* _What you need to do_: Repeat each line of the data below exactly, but skip the pictures.

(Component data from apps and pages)
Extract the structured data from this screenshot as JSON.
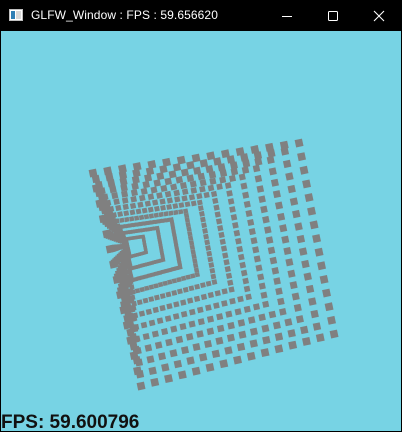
{
  "window": {
    "title": "GLFW_Window : FPS : 59.656620",
    "controls": {
      "minimize_icon": "minimize-icon",
      "maximize_icon": "maximize-icon",
      "close_icon": "close-icon"
    }
  },
  "scene": {
    "background_color": "#77d3e4",
    "geometry_color": "#808080"
  },
  "overlay": {
    "fps_text": "FPS: 59.600796"
  }
}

* _Problem solution_:
Extract the structured data from this screenshot as JSON.
{
  "window": {
    "title": "GLFW_Window : FPS : 59.656620",
    "controls": {
      "minimize_icon": "minimize-icon",
      "maximize_icon": "maximize-icon",
      "close_icon": "close-icon"
    }
  },
  "scene": {
    "background_color": "#77d3e4",
    "geometry_color": "#808080"
  },
  "overlay": {
    "fps_text": "FPS: 59.600796"
  }
}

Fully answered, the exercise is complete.